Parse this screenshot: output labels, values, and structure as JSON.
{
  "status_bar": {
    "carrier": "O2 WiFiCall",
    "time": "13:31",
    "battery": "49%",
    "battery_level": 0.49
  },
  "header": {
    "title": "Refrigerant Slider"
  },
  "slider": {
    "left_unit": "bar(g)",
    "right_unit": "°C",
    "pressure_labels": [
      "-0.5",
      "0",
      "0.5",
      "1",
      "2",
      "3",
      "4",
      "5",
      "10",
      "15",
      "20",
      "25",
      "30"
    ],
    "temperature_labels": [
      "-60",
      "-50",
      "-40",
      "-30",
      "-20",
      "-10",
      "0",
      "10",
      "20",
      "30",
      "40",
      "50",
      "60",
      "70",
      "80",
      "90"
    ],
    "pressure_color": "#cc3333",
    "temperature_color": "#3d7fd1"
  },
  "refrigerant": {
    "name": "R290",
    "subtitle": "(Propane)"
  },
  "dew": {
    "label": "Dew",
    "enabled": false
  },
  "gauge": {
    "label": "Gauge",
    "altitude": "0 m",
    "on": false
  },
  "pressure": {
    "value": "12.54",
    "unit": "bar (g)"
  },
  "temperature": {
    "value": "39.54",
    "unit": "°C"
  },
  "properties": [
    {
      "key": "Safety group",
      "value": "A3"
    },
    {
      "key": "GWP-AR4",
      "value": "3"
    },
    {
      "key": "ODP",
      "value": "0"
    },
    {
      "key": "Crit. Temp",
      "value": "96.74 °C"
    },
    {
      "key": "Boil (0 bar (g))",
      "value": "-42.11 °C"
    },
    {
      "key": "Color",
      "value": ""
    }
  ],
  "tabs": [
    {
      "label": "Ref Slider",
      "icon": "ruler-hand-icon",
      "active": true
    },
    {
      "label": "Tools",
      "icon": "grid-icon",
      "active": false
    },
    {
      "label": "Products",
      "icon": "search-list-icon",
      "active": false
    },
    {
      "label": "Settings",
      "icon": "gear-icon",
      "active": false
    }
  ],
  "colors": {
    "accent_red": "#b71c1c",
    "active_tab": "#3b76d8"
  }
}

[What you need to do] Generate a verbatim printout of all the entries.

[Answer box]
Parse this screenshot: output labels, values, and structure as JSON.
{
  "status_bar": {
    "carrier": "O2 WiFiCall",
    "time": "13:31",
    "battery": "49%",
    "battery_level": 0.49
  },
  "header": {
    "title": "Refrigerant Slider"
  },
  "slider": {
    "left_unit": "bar(g)",
    "right_unit": "°C",
    "pressure_labels": [
      "-0.5",
      "0",
      "0.5",
      "1",
      "2",
      "3",
      "4",
      "5",
      "10",
      "15",
      "20",
      "25",
      "30"
    ],
    "temperature_labels": [
      "-60",
      "-50",
      "-40",
      "-30",
      "-20",
      "-10",
      "0",
      "10",
      "20",
      "30",
      "40",
      "50",
      "60",
      "70",
      "80",
      "90"
    ],
    "pressure_color": "#cc3333",
    "temperature_color": "#3d7fd1"
  },
  "refrigerant": {
    "name": "R290",
    "subtitle": "(Propane)"
  },
  "dew": {
    "label": "Dew",
    "enabled": false
  },
  "gauge": {
    "label": "Gauge",
    "altitude": "0 m",
    "on": false
  },
  "pressure": {
    "value": "12.54",
    "unit": "bar (g)"
  },
  "temperature": {
    "value": "39.54",
    "unit": "°C"
  },
  "properties": [
    {
      "key": "Safety group",
      "value": "A3"
    },
    {
      "key": "GWP-AR4",
      "value": "3"
    },
    {
      "key": "ODP",
      "value": "0"
    },
    {
      "key": "Crit. Temp",
      "value": "96.74 °C"
    },
    {
      "key": "Boil (0 bar (g))",
      "value": "-42.11 °C"
    },
    {
      "key": "Color",
      "value": ""
    }
  ],
  "tabs": [
    {
      "label": "Ref Slider",
      "icon": "ruler-hand-icon",
      "active": true
    },
    {
      "label": "Tools",
      "icon": "grid-icon",
      "active": false
    },
    {
      "label": "Products",
      "icon": "search-list-icon",
      "active": false
    },
    {
      "label": "Settings",
      "icon": "gear-icon",
      "active": false
    }
  ],
  "colors": {
    "accent_red": "#b71c1c",
    "active_tab": "#3b76d8"
  }
}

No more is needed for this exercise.